fired into several times from the Mississippi side, wounding 9 men seriously and 5 slightly of the THIRD Iowa. We immediately landed all of our troops, and pushed forward our cavalry to the point from which we noticed the battery had been planted, but when the cavalry came up the battery had field. We immediately started in pursuit, and chased them about 9 miles, but could not keep up with them, not knowing the country as well as they did, and finally were compelled to give up the chase without accomplishing the purpose of our landing. There are several points above Greenville which the enemy have pierced, making embrasures, and from one of these he made his attack on us. If a strong force of cavalry could be sent to land above Greenville, I think there would be no difficulty in taking this battery, but they are so well mounted that it is folly for infantry to pursue them. They had four pieces of artillery. We have just arrived at Young's Point, and are awaiting orders. We are now proceeding to Grand Gulf.
Very respectfully, yours,
J. G. LAUMAN,
Lieutenant Colonel HENRY BINMORE,
MAY 18, 1863. -Skirmish on Horn Lake Creek, Tenn.
Report of Captain Arthur M. Sherman, SECOND Wisconsin Cavalry,
May 18, 1863.
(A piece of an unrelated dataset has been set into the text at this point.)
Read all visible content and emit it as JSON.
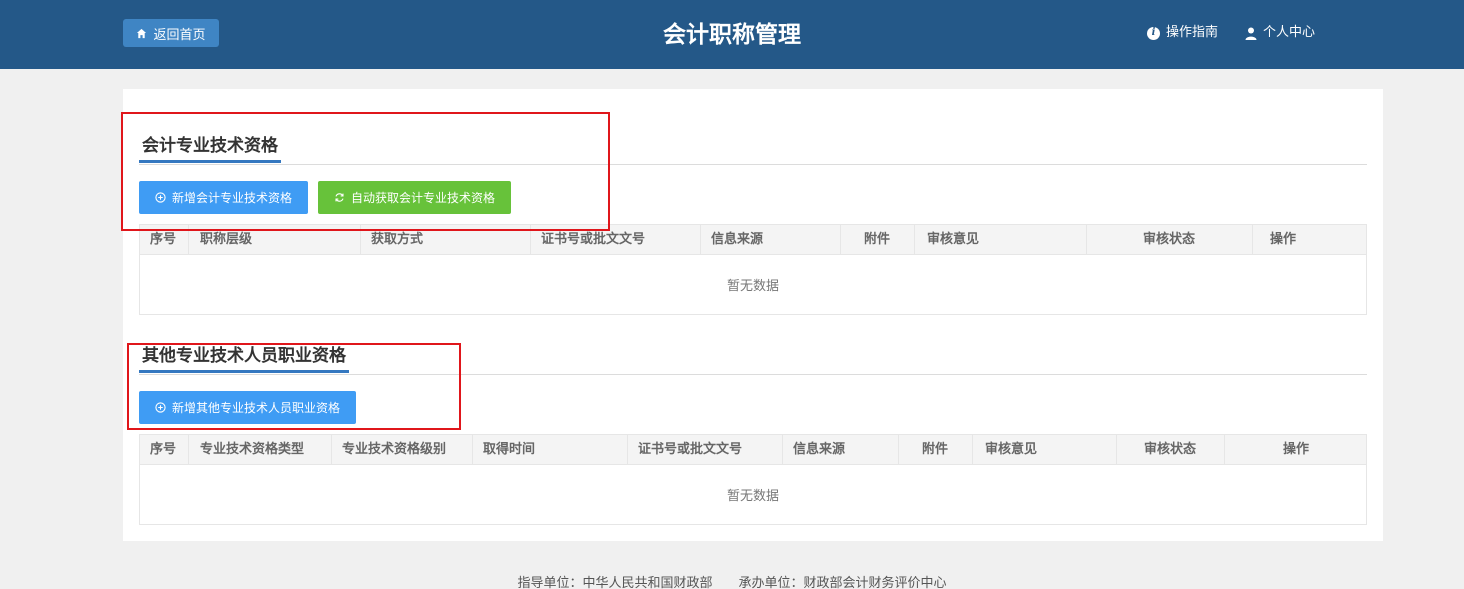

SIR: I have the honor to submit this my report of the result of the expedition under my command, which left our camp at 1 p. m. to report to brigade commander, colonel Moore, twenty-first Missouri Infantry. I received instructions to proceed up the Hermando road 10 or 12 miles with 75 men, and dispatch 25 men by the Pigeon Roods road to intersect the Hernando road and form a junction with me again, and if the enemy were discovered in any force, to hold them in check, and report the fact to brigade headquarters. After proceeding some 4 miles beyond Nonconnah, the advance discovered two pickets and gave chase. After running half a mile, one of them abandoned a United States horse and saddle and field into the woods, the horse falling into our hands. We proceeded then near unto Horn Lake Creek, and discovered a picket of some 8 or 10 men, who seemed reluctant to abandon their post; whereupon I halted my command, without showing its strength, and advanced Lieutenant Showalter, with 20 men, for the purpose of charging them, after becoming convinced they had no reserve to support them; but if such should be the case, to feint being unsupported, and fall back and draw them out. He advanced upon them they retreating beyond Horn Lake Creek. He discovered at this time a squad on his right and left, which he immediately engaged, they as soon giving way, and returning into the timber. He immediately communicated to me the facts of his engagement, whereupon I advanced with one-half of the 50 men I had left, the